### Problem requirements
Output every line of the data exactly as it appears.

### Supplied records
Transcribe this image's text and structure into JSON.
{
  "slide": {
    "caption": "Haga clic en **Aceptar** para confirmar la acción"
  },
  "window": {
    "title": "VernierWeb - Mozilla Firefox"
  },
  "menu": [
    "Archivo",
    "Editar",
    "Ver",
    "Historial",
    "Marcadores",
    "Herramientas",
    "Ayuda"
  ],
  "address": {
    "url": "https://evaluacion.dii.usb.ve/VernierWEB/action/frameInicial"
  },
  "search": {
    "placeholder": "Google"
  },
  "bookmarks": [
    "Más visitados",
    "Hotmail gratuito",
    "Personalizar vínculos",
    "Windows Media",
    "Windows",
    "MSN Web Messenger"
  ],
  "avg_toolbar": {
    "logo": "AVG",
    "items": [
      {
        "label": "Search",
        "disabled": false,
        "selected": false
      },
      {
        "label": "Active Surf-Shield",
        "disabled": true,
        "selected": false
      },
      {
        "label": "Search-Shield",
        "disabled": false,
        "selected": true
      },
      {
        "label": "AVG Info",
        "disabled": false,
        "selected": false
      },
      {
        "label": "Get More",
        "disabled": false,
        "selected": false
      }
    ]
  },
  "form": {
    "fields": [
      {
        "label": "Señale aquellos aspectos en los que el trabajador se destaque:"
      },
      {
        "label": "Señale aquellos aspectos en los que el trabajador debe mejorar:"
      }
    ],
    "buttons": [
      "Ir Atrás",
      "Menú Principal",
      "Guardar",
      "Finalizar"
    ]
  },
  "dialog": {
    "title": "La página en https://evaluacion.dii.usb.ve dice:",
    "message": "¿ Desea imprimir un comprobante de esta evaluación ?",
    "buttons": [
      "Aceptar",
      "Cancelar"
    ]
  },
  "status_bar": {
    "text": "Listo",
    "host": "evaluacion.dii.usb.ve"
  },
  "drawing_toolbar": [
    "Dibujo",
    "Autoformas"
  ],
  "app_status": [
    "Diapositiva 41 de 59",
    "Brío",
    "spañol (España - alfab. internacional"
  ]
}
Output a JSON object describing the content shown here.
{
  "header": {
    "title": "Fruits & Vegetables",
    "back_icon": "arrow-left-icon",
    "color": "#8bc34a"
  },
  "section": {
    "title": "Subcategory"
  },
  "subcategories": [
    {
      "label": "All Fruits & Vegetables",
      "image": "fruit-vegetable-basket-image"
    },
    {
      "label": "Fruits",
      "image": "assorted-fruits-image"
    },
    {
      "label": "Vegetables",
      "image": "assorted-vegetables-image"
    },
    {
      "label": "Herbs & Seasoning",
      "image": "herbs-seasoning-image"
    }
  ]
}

### Task response
Transcribe this image's text and structure into JSON.
{
  "slide": {
    "caption": "Haga clic en **Aceptar** para confirmar la acción"
  },
  "window": {
    "title": "VernierWeb - Mozilla Firefox"
  },
  "menu": [
    "Archivo",
    "Editar",
    "Ver",
    "Historial",
    "Marcadores",
    "Herramientas",
    "Ayuda"
  ],
  "address": {
    "url": "https://evaluacion.dii.usb.ve/VernierWEB/action/frameInicial"
  },
  "search": {
    "placeholder": "Google"
  },
  "bookmarks": [
    "Más visitados",
    "Hotmail gratuito",
    "Personalizar vínculos",
    "Windows Media",
    "Windows",
    "MSN Web Messenger"
  ],
  "avg_toolbar": {
    "logo": "AVG",
    "items": [
      {
        "label": "Search",
        "disabled": false,
        "selected": false
      },
      {
        "label": "Active Surf-Shield",
        "disabled": true,
        "selected": false
      },
      {
        "label": "Search-Shield",
        "disabled": false,
        "selected": true
      },
      {
        "label": "AVG Info",
        "disabled": false,
        "selected": false
      },
      {
        "label": "Get More",
        "disabled": false,
        "selected": false
      }
    ]
  },
  "form": {
    "fields": [
      {
        "label": "Señale aquellos aspectos en los que el trabajador se destaque:"
      },
      {
        "label": "Señale aquellos aspectos en los que el trabajador debe mejorar:"
      }
    ],
    "buttons": [
      "Ir Atrás",
      "Menú Principal",
      "Guardar",
      "Finalizar"
    ]
  },
  "dialog": {
    "title": "La página en https://evaluacion.dii.usb.ve dice:",
    "message": "¿ Desea imprimir un comprobante de esta evaluación ?",
    "buttons": [
      "Aceptar",
      "Cancelar"
    ]
  },
  "status_bar": {
    "text": "Listo",
    "host": "evaluacion.dii.usb.ve"
  },
  "drawing_toolbar": [
    "Dibujo",
    "Autoformas"
  ],
  "app_status": [
    "Diapositiva 41 de 59",
    "Brío",
    "spañol (España - alfab. internacional"
  ]
}
Output a JSON object describing the content shown here.
{
  "header": {
    "title": "Fruits & Vegetables",
    "back_icon": "arrow-left-icon",
    "color": "#8bc34a"
  },
  "section": {
    "title": "Subcategory"
  },
  "subcategories": [
    {
      "label": "All Fruits & Vegetables",
      "image": "fruit-vegetable-basket-image"
    },
    {
      "label": "Fruits",
      "image": "assorted-fruits-image"
    },
    {
      "label": "Vegetables",
      "image": "assorted-vegetables-image"
    },
    {
      "label": "Herbs & Seasoning",
      "image": "herbs-seasoning-image"
    }
  ]
}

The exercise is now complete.